This paper attempts to analyze the reasons why some online communities thrive, while others seem to have less participation. From such an analysis, design implications are derived for application to online learning communities. A conceptual...
Journal of Educational Computing Research Vol. 38, No. 1 (2008) pp. 29–50
The use of online learning is growing very fast in universities. Consequently, understanding how to promote student contribution in asynchronous online discussions, which is considered an integral part of online learning, has become increasingly...
Project-Based Learning in a Technologically Enhanced Learning Environment for Second Language Learners: Students' Perceptions
E-Learning and Digital Media Vol. 9, No. 2 (2012) pp. 183–195
This article presents a new approach to English for Academic Purposes (EAP) course design. Situated in the context of an English-medium university in Hong Kong, the article describes an undergraduate course in English for science, which focused not...
Student Contribution in Asynchronous Online Discussion: A Review of the Research and Empirical Exploration

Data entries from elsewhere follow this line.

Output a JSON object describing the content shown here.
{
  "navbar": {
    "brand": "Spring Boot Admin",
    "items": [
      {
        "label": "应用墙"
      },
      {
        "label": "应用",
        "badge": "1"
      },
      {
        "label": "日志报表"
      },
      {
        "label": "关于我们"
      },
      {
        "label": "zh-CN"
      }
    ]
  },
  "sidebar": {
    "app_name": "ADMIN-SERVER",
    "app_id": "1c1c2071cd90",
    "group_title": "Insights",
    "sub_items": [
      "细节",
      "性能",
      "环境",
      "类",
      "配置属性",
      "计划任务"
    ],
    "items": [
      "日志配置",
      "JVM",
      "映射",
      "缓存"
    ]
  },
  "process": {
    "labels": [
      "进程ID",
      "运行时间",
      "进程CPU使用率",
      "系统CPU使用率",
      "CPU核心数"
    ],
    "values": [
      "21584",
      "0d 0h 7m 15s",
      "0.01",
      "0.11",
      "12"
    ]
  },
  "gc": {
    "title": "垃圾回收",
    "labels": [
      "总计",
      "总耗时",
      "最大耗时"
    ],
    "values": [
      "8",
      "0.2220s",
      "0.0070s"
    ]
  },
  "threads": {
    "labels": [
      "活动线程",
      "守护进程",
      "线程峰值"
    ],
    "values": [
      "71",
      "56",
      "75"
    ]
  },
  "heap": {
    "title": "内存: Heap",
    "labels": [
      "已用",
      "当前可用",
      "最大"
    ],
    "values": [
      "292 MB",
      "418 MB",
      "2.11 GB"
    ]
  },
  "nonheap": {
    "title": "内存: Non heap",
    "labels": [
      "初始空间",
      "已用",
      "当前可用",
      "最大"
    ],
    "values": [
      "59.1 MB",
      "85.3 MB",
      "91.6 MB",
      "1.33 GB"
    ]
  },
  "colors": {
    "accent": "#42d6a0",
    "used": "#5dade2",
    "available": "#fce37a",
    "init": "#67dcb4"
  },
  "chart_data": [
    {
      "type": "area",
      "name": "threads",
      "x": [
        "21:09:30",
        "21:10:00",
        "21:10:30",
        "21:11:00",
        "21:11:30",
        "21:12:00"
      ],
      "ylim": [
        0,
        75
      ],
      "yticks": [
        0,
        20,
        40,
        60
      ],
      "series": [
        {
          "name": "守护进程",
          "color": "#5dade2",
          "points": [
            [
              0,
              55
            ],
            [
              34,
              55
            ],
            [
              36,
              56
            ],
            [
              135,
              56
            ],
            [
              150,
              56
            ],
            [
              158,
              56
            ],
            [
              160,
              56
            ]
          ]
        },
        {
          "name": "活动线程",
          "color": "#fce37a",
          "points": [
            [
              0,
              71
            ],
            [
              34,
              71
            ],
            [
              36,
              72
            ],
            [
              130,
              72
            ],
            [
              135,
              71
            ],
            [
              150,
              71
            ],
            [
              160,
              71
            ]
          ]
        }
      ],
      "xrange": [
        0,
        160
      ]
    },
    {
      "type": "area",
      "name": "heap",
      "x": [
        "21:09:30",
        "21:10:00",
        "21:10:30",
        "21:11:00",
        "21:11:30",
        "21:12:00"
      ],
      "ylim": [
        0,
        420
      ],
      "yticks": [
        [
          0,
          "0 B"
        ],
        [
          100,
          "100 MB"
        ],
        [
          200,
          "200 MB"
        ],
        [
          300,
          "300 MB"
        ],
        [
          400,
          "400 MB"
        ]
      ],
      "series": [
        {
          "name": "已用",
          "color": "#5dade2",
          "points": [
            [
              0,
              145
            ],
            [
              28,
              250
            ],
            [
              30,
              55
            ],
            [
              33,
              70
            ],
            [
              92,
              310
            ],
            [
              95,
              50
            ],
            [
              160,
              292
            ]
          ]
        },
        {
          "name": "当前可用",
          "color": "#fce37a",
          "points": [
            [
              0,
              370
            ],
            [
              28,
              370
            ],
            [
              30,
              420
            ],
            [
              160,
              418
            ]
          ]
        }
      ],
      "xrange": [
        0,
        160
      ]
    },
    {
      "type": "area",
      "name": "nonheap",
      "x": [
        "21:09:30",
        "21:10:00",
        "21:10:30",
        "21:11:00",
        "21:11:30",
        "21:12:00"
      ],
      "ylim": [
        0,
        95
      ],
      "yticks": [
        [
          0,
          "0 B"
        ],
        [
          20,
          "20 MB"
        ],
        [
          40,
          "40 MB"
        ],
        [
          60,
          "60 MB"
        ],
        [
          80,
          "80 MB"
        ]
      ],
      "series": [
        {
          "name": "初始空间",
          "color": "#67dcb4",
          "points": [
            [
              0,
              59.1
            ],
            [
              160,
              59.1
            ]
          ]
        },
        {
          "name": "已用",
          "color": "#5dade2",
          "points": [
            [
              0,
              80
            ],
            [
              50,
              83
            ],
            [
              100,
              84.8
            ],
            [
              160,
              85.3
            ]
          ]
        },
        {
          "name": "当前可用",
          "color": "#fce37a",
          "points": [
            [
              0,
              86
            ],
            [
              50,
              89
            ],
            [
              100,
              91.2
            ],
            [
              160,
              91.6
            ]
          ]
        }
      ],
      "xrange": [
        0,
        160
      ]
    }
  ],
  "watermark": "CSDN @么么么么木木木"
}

Instructional Science: An International Journal of the Learning Sciences Vol. 38, No. 6 (November 2010) pp. 571–606
The increasingly prevalent use of Internet in schools and homes has resulted in asynchronous online discussion becoming an increasingly common means to facilitate dialogue between instructors and students, as well as students and students beyond the ...
ASCILITE - Australian Society for Computers in Learning in Tertiary Education Annual Conference 2010 (2010) pp. 690–693
This study aims to identify the peer facilitation techniques that could scaffold interaction in asynchronous online discussion forums. The findings of this study suggest that scaffolding interaction in asynchronous online discussion through peer...
Solving Ill-Structured Problems in Asynchronous Online Discussions: Built-in Scaffolds vs. No Scaffolds
Interactive Learning Environments Vol. 18, No. 2 (June 2010) pp. 115–134
Solving ill-structured problems is regarded as an important learning outcome in education as it allows learners to apply theories learnt into real practice. An asynchronous online discussion, with extended time for reflection, is an appropriate...
Journal of Educational Computing Research Vol. 41, No. 4 (2009) pp. 477–511
This study examined the factors and peer facilitation techniques that influenced students' participation in sustained asynchronous online discussion. A case study approach was used, with data collected through interviews, questionnaires, and online...
Investigating Singapore Pre-Service Teachers' Ill-Structured Problem-Solving Processes in an Asynchronous Online Environment: Implications for Reflective Thinking
New Horizons in Education Vol. 54 (November 2006) pp. 1–15
Background: Solving ill-structured problems is an important aspect in many professions, including the teaching profession. It is therefore appropriate to engage pre-service teachers in solving ill-structured problems. Aim: This study investigates...
Australasian Journal of Educational Technology Vol. 23, No. 4 (Jan 01, 2007)
This study explores the relative effectiveness of in class online discussion and face to face, tutor led discussion in preservice teachers' recall of concepts. Two groups of preservice teachers, who engaged in different discussion modes, were tested ...